*EXERCISE GOAL*.
Once the line containing "Transcribe this image's" is found, set down that line and each one after it exactly, through the end of the entries.

*EXERCISE MATERIALS*.
:::::

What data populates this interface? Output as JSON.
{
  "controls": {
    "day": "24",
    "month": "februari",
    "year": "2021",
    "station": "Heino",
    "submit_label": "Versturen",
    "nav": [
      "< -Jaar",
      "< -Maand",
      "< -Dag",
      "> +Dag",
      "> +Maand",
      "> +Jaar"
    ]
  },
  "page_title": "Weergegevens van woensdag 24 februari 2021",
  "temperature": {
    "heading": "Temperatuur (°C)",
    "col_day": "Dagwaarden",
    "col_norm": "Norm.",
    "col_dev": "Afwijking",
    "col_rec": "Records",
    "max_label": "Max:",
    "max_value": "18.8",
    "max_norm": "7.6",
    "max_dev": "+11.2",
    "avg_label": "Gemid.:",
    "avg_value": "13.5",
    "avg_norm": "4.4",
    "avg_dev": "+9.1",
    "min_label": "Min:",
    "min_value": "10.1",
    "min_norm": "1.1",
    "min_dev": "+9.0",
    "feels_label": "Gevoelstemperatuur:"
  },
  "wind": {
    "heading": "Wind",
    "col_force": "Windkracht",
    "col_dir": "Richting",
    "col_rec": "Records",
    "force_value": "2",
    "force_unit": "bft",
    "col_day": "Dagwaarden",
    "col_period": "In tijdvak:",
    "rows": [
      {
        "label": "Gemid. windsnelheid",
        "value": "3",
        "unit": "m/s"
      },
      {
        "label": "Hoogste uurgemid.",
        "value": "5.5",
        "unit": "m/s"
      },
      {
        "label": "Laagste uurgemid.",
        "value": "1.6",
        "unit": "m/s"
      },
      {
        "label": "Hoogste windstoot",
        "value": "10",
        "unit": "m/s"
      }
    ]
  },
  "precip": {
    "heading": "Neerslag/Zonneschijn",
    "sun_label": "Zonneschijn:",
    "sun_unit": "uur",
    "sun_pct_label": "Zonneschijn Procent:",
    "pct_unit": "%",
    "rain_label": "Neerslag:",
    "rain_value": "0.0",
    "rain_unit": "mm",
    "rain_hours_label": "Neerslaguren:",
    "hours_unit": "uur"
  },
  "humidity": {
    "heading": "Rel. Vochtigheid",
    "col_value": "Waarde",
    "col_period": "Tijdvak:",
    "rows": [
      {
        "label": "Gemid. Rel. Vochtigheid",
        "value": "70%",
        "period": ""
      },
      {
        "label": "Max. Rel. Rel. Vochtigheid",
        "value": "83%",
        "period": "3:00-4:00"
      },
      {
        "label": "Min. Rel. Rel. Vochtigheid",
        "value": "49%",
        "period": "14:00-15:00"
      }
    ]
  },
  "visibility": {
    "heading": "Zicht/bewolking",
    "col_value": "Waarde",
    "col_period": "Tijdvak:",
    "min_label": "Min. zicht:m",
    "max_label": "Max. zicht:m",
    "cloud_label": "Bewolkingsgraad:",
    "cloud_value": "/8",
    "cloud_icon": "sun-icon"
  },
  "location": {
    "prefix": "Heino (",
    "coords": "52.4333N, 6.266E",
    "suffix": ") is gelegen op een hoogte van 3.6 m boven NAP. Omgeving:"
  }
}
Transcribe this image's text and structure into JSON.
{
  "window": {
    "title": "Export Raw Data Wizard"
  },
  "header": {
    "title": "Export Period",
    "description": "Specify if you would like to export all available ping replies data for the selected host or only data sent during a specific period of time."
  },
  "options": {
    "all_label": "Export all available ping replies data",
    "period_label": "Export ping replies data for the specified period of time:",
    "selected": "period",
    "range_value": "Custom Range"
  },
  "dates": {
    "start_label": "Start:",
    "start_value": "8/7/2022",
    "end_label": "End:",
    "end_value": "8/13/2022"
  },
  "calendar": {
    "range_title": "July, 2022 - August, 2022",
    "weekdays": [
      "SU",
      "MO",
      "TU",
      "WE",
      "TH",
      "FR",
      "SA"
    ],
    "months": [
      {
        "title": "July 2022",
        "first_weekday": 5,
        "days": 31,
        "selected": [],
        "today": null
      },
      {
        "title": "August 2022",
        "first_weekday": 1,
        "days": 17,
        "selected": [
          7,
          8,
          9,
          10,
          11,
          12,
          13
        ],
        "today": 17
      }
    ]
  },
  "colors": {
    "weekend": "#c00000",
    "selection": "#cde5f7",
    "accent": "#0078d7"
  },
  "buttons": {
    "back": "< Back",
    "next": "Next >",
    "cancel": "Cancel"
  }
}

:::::

*YOUR SOLUTION*.
Transcribe this image's text and structure into JSON.
{
  "window": {
    "title": "Export Raw Data Wizard"
  },
  "header": {
    "title": "Export Period",
    "description": "Specify if you would like to export all available ping replies data for the selected host or only data sent during a specific period of time."
  },
  "options": {
    "all_label": "Export all available ping replies data",
    "period_label": "Export ping replies data for the specified period of time:",
    "selected": "period",
    "range_value": "Custom Range"
  },
  "dates": {
    "start_label": "Start:",
    "start_value": "8/7/2022",
    "end_label": "End:",
    "end_value": "8/13/2022"
  },
  "calendar": {
    "range_title": "July, 2022 - August, 2022",
    "weekdays": [
      "SU",
      "MO",
      "TU",
      "WE",
      "TH",
      "FR",
      "SA"
    ],
    "months": [
      {
        "title": "July 2022",
        "first_weekday": 5,
        "days": 31,
        "selected": [],
        "today": null
      },
      {
        "title": "August 2022",
        "first_weekday": 1,
        "days": 17,
        "selected": [
          7,
          8,
          9,
          10,
          11,
          12,
          13
        ],
        "today": 17
      }
    ]
  },
  "colors": {
    "weekend": "#c00000",
    "selection": "#cde5f7",
    "accent": "#0078d7"
  },
  "buttons": {
    "back": "< Back",
    "next": "Next >",
    "cancel": "Cancel"
  }
}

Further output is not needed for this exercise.